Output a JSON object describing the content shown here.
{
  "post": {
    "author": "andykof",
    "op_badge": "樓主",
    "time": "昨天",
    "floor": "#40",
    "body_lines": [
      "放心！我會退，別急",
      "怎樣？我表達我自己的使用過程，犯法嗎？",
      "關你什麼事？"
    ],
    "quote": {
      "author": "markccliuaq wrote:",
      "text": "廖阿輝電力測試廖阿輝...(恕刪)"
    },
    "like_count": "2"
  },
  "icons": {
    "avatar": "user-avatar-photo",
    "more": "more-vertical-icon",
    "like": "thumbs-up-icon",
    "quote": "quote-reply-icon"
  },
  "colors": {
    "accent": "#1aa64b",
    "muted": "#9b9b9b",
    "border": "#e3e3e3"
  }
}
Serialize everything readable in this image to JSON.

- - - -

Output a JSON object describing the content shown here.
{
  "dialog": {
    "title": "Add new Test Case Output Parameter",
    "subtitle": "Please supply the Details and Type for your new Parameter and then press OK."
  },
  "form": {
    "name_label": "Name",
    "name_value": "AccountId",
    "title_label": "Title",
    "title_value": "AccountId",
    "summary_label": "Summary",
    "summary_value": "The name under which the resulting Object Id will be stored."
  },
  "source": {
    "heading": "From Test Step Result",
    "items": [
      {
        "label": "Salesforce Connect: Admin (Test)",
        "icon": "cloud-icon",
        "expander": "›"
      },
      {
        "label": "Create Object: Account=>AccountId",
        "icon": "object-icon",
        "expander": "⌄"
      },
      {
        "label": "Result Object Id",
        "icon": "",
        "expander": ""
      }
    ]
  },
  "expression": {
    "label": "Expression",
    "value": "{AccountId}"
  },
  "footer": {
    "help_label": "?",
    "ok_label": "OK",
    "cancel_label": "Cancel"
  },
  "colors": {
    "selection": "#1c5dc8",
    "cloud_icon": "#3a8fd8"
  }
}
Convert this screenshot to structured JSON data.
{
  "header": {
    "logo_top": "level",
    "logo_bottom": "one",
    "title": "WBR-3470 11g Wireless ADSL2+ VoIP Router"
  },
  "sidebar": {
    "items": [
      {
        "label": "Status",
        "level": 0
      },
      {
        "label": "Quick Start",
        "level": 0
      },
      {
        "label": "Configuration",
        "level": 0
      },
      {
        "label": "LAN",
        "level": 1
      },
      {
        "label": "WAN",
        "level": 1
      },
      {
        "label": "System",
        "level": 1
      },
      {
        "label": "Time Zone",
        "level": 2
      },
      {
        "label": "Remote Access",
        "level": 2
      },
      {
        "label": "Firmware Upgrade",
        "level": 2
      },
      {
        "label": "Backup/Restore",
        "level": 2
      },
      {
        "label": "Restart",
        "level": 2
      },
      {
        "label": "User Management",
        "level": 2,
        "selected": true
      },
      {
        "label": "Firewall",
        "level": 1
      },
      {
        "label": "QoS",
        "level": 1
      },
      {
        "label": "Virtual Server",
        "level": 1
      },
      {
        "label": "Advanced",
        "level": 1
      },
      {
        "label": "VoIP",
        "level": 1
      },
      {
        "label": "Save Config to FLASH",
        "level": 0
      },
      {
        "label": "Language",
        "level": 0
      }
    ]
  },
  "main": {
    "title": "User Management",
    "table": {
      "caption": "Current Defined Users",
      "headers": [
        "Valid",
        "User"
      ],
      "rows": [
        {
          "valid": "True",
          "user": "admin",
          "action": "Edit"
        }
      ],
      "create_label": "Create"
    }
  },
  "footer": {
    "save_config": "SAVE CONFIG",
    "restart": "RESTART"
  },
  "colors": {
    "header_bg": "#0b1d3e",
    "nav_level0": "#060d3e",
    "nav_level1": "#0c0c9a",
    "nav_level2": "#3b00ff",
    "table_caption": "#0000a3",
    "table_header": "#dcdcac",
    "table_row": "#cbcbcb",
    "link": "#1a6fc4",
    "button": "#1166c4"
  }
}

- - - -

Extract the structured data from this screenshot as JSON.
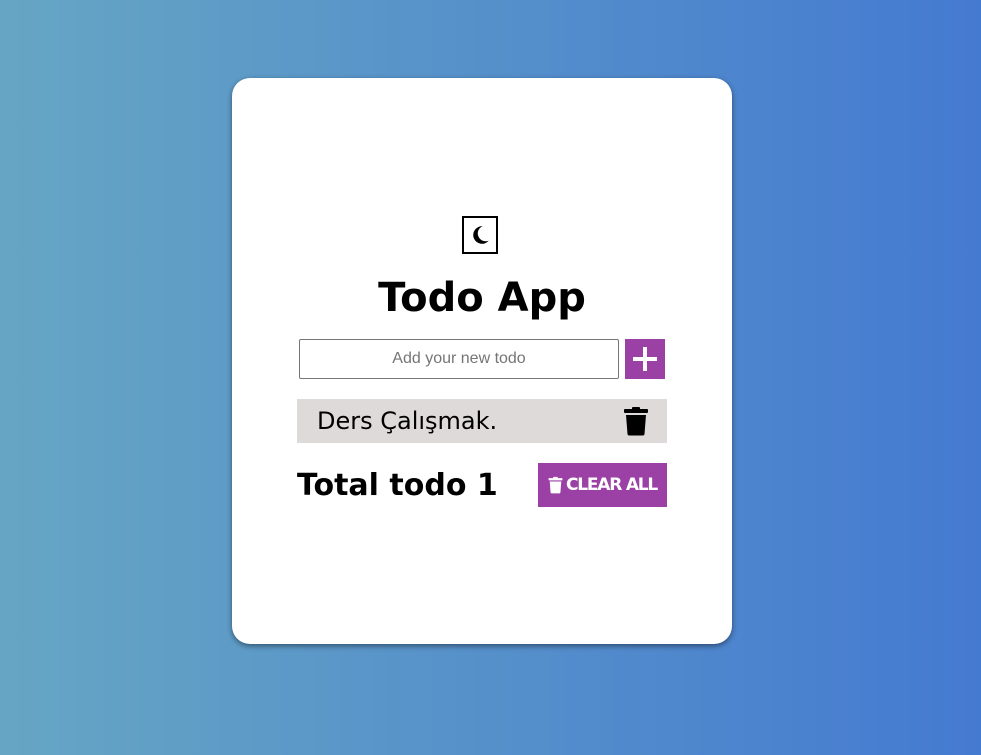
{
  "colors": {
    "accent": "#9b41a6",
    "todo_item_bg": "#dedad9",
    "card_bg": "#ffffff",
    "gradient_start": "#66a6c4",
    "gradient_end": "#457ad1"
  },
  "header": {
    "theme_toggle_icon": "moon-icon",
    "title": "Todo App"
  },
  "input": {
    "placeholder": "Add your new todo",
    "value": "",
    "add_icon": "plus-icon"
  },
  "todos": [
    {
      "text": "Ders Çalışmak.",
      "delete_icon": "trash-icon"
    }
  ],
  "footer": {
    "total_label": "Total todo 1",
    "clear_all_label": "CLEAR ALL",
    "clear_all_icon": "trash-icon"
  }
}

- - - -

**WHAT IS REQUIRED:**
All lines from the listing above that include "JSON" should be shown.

**SOLUTION:**
Output a JSON object describing the content shown here.
Serialize everything readable in this image to JSON.
Output a JSON object describing the content shown here.
Convert this screenshot to structured JSON data.
Extract the structured data from this screenshot as JSON.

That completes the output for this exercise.